The Station at Rome is in the church of St. Apollinaris, who was a disciple of St. Peter, and afterwards bishop of Ravenna. He was martyred. The church was founded in the early Middle Ages, probably in the 7th century.
Saint Apollinaris was the first bishop of Ravenna and its only known martyr. Tradition says that he was born in Antioch, became a disciple of Saint Peter, and was made bishop of Ravenna by him.
His sanctity and apostolic spirit became legendary, and his veneration spread rapidly in the early church. He worked many miraculous cures and made many converts during his lifetime. Three times he was captured, tormented, and chased from the city, and three times he returned. On the fourth occasion, the Emperor Vespasian (69-79) issued a decree of banishment against Christians, and for a time Apollinaris lay in hiding with the connivance of a Christian centurion; but he was recognized and set upon by a mob at Classis, a suburb of Rome, knocked about, and left for dead. Though he survived the attack, his wounds eventually took his life, and thus he is venerated as a martyr. His shrine of Classe at Ravenna became famous throughout Christendom, and his name occurs in the old Canon of the Milanese Mass.
The church of Sant’Apollinare in Rome was made today’s station by Gregory II (715-731). The church was restored by Adrian I (772-795) and completely rebuilt during the pontificate of Benedict XIV (1740-1758) by the architect Fuga (1699-1781), at his own expense. Originally this church was constructed on the ruins of the Neronian-Alexandrian baths. During the course of the church’s many reconstructions, numerous epigraphical fragments were found that show that this site was once the central office of the Imperial administration of the marble quarries. The building stretched from here to the banks of the Tiber.
When inside the vestibule, note the fresco of the Virgin on the left over the pillar (once the altar of the Blessed Sacrament), an image known as “La Madonna del Portico” and attributed to Perugino (1445-1523), venerated under the title Regina Apostolorum. Under the high altar are the relics of many martyrs brought from the East by Basilian monks and including those of Saints Tiburtius, Eustrasius, Auxentius, Eugenius, Mardarius, and Orestes.

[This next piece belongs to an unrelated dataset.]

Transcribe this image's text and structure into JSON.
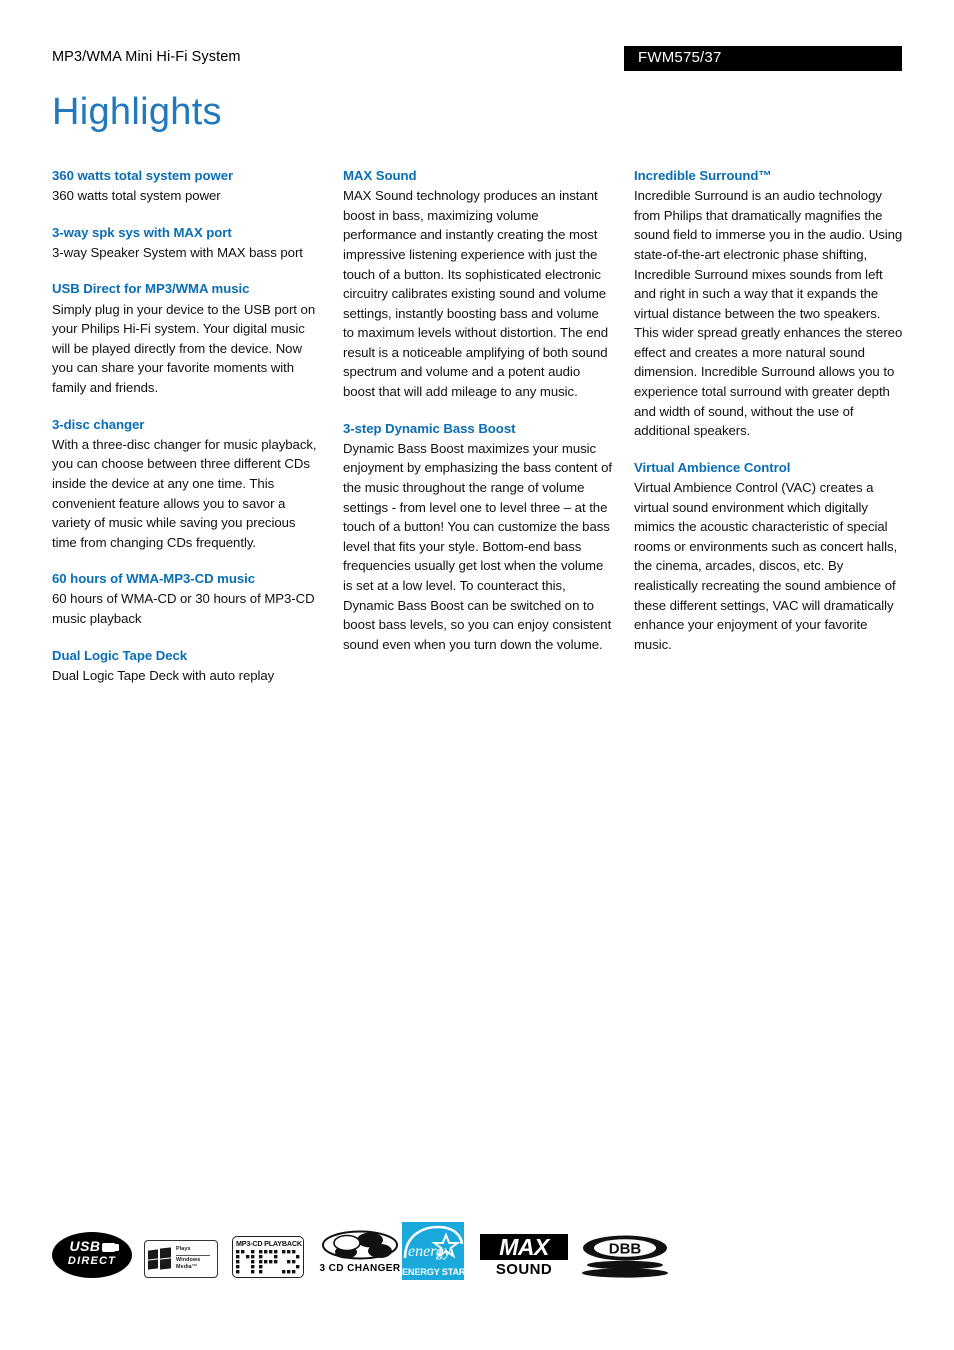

The church was once a collegiate one, but Julius III (1550-1555) dismissed the canons with a pension and gave the church to Saint Ignatius Loyola, with the adjoining buildings, for the use of the German College which Ignatius had recently founded. In 1920 Pius XI (1922-1939) transferred the Deaconry of Santa Maria ad Martyres (the Pantheon) to this church.
Be merciful to Thy people, Lord, we pray Thee. May they reject those things which are displeasing to Thee, and delight the more wholeheartedly in Thy commandments: through Our Lord…